* **Task brief**:
All that is needed is a count of the lines in this data that contain the word "étape".

◆ ◆ ◆ ◆ ◆

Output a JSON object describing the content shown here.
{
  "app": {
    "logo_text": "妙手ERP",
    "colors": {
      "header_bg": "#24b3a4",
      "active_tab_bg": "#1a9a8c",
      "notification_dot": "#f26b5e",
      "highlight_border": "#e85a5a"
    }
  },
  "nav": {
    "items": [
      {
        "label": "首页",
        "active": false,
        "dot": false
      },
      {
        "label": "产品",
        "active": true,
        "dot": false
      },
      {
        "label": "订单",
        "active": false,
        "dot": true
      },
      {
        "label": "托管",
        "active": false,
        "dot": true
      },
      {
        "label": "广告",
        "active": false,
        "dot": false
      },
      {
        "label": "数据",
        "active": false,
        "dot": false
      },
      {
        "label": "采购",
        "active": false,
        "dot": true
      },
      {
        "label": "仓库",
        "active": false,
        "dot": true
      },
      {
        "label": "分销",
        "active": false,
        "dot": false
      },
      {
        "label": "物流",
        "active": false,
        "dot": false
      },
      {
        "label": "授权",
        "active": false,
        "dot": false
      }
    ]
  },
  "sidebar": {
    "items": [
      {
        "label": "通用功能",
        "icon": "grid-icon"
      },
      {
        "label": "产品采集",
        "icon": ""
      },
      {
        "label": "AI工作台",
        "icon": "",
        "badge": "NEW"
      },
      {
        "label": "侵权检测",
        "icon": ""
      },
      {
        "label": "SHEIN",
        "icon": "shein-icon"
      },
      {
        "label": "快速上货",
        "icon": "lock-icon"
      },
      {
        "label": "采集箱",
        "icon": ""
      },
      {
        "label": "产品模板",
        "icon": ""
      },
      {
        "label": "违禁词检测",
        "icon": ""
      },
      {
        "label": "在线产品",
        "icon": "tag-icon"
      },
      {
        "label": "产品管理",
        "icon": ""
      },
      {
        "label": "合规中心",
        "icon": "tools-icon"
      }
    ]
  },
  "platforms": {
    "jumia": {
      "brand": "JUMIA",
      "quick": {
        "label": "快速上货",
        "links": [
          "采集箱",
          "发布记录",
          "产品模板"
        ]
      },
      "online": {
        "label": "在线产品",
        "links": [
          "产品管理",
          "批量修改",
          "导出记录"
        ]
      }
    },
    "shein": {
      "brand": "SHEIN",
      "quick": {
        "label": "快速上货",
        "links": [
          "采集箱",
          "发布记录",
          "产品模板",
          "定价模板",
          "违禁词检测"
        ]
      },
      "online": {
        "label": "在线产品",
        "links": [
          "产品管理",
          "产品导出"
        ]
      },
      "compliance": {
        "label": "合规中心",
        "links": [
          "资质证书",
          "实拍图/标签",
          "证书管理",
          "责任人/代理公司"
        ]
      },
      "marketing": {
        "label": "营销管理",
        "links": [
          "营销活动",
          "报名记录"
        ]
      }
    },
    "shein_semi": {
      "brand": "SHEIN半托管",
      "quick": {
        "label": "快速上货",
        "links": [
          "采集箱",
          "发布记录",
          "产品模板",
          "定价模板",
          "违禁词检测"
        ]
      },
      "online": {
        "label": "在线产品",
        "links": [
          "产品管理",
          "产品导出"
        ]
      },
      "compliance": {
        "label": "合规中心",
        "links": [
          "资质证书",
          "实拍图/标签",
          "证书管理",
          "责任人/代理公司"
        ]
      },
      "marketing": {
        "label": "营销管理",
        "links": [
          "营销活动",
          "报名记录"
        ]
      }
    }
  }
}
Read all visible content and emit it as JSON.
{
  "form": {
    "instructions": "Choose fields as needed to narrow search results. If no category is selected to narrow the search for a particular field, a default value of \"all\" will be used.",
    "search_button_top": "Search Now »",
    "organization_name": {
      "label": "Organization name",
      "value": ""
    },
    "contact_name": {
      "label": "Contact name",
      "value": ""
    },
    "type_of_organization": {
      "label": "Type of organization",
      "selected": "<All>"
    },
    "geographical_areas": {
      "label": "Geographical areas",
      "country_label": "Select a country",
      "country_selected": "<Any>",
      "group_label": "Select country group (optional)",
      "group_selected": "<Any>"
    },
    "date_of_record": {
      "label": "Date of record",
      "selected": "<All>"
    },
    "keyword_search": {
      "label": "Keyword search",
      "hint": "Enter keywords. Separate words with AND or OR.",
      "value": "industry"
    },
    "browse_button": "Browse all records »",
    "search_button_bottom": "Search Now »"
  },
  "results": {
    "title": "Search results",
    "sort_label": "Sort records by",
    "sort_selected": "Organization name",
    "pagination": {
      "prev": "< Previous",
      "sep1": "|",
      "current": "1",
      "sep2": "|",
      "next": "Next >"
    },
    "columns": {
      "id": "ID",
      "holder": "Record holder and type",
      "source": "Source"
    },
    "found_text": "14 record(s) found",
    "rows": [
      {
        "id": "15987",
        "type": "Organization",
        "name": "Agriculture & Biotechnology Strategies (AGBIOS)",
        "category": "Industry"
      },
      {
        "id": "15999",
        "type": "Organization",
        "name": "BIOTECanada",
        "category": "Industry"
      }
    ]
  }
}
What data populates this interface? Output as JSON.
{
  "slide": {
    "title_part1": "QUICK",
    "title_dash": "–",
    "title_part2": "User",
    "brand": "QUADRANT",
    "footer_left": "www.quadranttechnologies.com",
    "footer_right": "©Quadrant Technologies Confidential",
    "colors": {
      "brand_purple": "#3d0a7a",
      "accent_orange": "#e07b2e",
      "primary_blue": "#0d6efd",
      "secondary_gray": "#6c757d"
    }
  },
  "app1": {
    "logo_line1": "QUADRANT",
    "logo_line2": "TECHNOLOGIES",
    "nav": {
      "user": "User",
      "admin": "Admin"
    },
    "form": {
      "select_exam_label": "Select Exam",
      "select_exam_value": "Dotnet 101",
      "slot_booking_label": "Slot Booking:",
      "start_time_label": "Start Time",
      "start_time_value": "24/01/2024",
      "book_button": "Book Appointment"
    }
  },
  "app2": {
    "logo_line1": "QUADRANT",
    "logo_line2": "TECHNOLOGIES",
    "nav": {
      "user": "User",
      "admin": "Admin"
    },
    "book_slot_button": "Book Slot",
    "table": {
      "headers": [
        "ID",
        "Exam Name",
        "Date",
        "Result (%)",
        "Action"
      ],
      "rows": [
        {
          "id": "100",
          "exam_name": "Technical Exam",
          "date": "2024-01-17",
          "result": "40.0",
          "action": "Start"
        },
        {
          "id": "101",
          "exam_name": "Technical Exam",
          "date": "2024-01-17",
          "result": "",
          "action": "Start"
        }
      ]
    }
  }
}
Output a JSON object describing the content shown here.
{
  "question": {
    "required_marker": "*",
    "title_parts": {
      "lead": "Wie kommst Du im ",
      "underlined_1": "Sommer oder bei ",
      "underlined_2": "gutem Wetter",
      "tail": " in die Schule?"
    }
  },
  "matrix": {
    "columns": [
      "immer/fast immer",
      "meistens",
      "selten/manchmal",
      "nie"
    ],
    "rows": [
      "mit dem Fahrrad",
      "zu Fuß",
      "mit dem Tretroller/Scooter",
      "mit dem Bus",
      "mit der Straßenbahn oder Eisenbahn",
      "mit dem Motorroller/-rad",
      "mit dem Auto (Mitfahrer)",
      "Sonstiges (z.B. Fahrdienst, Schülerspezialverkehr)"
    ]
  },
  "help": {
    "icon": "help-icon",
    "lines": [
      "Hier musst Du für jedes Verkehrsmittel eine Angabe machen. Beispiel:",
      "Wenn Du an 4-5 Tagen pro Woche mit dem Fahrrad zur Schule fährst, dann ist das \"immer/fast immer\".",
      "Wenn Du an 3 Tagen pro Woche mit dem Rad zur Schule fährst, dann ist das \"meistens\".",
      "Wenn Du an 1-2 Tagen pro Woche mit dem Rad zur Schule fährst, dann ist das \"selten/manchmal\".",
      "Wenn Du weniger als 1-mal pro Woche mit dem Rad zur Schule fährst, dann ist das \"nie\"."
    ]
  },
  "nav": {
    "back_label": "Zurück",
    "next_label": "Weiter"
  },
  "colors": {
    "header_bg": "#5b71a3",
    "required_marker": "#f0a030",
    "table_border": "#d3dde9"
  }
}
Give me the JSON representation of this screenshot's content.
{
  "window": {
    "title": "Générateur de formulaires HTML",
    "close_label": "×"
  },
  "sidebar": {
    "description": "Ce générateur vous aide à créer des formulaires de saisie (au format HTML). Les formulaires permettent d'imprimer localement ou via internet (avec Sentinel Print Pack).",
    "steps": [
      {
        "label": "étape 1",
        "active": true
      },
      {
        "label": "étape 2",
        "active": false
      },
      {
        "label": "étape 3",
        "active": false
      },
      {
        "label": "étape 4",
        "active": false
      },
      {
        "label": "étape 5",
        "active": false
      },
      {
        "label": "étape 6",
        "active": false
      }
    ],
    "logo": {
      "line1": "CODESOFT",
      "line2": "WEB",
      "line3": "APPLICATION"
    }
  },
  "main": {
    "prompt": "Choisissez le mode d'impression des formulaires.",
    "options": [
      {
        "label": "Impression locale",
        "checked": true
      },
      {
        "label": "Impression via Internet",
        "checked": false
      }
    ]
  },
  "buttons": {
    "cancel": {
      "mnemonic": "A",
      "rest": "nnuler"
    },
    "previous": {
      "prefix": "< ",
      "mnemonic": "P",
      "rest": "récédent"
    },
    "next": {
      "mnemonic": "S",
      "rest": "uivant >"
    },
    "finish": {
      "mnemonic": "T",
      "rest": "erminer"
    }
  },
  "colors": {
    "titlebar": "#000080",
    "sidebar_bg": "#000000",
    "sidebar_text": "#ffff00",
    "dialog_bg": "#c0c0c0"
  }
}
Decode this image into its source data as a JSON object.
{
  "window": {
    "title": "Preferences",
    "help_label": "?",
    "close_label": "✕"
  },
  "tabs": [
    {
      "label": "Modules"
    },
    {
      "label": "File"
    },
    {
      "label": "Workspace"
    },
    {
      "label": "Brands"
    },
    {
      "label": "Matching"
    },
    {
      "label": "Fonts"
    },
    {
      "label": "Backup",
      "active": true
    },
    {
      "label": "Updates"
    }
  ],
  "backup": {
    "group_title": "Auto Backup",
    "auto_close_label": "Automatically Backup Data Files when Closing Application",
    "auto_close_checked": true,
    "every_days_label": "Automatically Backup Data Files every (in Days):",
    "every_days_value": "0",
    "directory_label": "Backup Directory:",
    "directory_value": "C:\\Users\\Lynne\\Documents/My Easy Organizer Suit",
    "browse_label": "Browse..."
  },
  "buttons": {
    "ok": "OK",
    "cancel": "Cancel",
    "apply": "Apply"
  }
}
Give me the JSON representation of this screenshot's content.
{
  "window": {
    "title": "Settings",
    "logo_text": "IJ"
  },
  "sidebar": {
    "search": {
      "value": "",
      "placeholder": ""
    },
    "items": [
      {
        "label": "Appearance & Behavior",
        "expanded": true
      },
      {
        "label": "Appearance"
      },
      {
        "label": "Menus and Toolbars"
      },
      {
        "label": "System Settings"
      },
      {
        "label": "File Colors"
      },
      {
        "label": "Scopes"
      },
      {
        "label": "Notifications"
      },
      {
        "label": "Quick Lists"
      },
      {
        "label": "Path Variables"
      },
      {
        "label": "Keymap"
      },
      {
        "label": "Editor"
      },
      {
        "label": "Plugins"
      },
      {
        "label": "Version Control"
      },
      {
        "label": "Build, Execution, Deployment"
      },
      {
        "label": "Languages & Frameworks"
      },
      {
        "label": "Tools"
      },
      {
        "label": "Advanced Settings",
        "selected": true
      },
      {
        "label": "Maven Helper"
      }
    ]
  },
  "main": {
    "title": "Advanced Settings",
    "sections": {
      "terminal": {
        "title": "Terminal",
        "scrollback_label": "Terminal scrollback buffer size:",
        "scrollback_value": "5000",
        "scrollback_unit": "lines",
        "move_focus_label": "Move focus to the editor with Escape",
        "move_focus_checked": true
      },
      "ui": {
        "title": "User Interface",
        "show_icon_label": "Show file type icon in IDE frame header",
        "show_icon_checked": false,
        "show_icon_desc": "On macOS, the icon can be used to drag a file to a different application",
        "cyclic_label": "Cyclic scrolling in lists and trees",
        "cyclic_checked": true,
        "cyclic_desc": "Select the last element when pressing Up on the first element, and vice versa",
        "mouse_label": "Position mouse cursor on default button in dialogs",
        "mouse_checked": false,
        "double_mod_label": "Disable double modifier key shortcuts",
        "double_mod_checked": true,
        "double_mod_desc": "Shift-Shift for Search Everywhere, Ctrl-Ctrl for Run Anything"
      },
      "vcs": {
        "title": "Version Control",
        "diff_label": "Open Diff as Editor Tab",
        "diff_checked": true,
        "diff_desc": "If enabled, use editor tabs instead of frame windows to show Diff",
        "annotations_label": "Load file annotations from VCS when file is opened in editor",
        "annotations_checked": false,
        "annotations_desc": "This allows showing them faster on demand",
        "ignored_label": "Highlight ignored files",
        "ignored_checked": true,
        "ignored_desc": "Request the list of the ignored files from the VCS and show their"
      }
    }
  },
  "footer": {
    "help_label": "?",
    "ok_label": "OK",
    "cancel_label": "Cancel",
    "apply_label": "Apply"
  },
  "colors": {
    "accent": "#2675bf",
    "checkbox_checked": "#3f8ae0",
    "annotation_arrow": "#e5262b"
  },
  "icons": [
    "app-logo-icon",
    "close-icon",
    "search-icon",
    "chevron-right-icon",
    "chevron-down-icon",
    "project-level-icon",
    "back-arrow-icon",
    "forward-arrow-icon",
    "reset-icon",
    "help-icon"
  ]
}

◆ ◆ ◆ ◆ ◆

* **Exercise solution**:
6